If your goal is to get to inbox zero or get everything off your to-do list, you’re in a trap.
Before you know, weeks or months have passed and you haven’t learned anything new. And it’s a shame.
Take some new piece of tech, a platform, product, framework, whatever. Try doing something with it. Unless it's trivial, which more than often is not the case, you will get stuck.
Well, maybe not as much as they don’t care as they don't live it. They have their own lives, jobs, and concerns, and typically, whatever it is that you want from them is not amongst their priorities.
You're in a rush, the code should’ve been shipped already or maybe it’s just a proof of concept that will be thrown out anyway. You'll fix it later
Whatever you’re building is hard to use. It’s not for you of course, because you’ve been working with it since forever, but it is for everyone else. Want proof?
No matter when you worked with the particular project the last time, deploy with confidence, every single time. Avoid stress and save time.
If you don’t want to use PnPjs for the fluent syntax then do it for your team or for your own sanity. I promise you won’t be disappointed.
When building a physical product, you're limited by its design, material, weight. Unfortunately, this isn't the case when building software.

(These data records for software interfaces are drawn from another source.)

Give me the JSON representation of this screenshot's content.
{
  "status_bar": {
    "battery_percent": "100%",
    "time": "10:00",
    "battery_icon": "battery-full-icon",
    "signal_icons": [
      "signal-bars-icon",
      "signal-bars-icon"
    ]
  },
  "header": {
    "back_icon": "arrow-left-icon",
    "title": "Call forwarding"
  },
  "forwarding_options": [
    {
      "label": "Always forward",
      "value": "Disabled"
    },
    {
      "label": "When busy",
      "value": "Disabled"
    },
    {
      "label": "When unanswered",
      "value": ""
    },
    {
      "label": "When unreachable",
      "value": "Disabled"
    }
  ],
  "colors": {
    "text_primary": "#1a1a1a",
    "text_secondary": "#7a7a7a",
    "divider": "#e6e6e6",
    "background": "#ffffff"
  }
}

Certain SharePoint features are available only if you're on modern. Are you on modern yet?
For a long time, you could work together only with your colleagues. But this is no longer the case. Here is why.
In the past, you might have built SharePoint-only applications, but that's no longer the case.
What's the first impression of the thing you're building?
Did you know that you can use SharePoint Framework to also build applications for Microsoft Teams?
Often we look at ideas as absolutes. Something we either do or don’t do, right now. We rarely dare to say something is good but not now. Why?
If you think that if you just build it people will come, I’m sorry to break it for you: you’re wrong.
Microsoft 365 Patterns and Practices: is it just a collection of resources or is it more?
Don’t tell me what something is. I see it’s a table or a chart. Instead, tell me what it’s for. What problem is it solving? What good is it for me? What’s the benefit? Why should I care?
It's only a matter of time before you hit a block using open source. But how do you get the maintainers to help you?